|Imodium (or generic loperamide)||To treat diarrhea. Always call your veterinarian before treating an animal for diarrhea. Doses for animals are different than doses for people.|
|Pepto-Bismol (or generic bismuth subsalicylate)||To treat vomiting. Always call your veterinarian before treating an animal for diarrhea. Doses for animals are different than doses for people.|
**Never give your pet Tylenol (acetaminophen), Advil (ibuprofen), or Aleve (naproxen). These can be poisonous to pets.
|To treat pain or fever. Always call your veterinarian before treating an animal for pain or fever. Doses for animals are different than doses for people.|
|Digital thermometer||To take your pet's temperature. Never put a thermometer in your pet's mouth; temperatures must be taken rectally. (You'll want to keep this separate from your family's thermometer.)|
|Lubricant||For the thermometer|
|Collar and leash||To restrain an injured or scared pet|
Keep your first aid kit together, in a sturdy container, in a location that will be easy to find in an emergency. It’s a good idea to pack this kit with you anytime you travel with your pets, just in case of an emergency.
We recommend that you keep a few medications handy in your pet’s first aid kit. It is still essential that you call us (or your regular veterinarian) before administering any medications to your pet, even “just” aspirin. The amount of medication that an animal needs is different from what people need. While these medications may be helpful in some cases, there are other times when giving these medications may be inappropriate, and only your veterinarian can make that decision. And not all medications for people can be given to animals. For example, Tylenol or Advil are poisonous to pets, but it is common for people to take these medications. Never give a medication to your pet without your veterinarian’s advice!
If your pet is injured, please call us (or your regular veterinarian) right away. We may be able to recommend some basic first aid that you can do at home before you bring your pet into the hospital. First aid can be very helpful in preventing further injury, but is not a replacement for veterinary care.
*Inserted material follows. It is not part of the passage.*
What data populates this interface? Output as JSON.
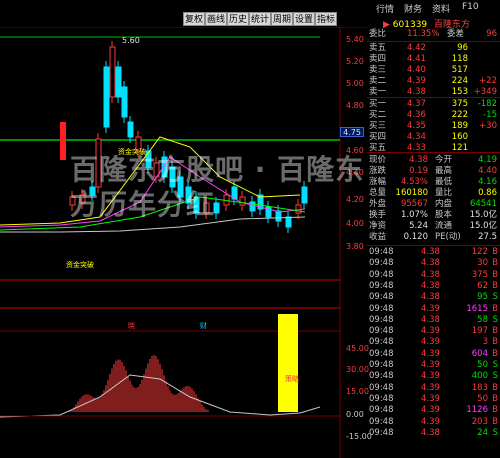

Remember, we are available for emergencies after our regular office hours! Call our regular number, (812) 385-2733, and follow the prompts on our answering service for an emergency.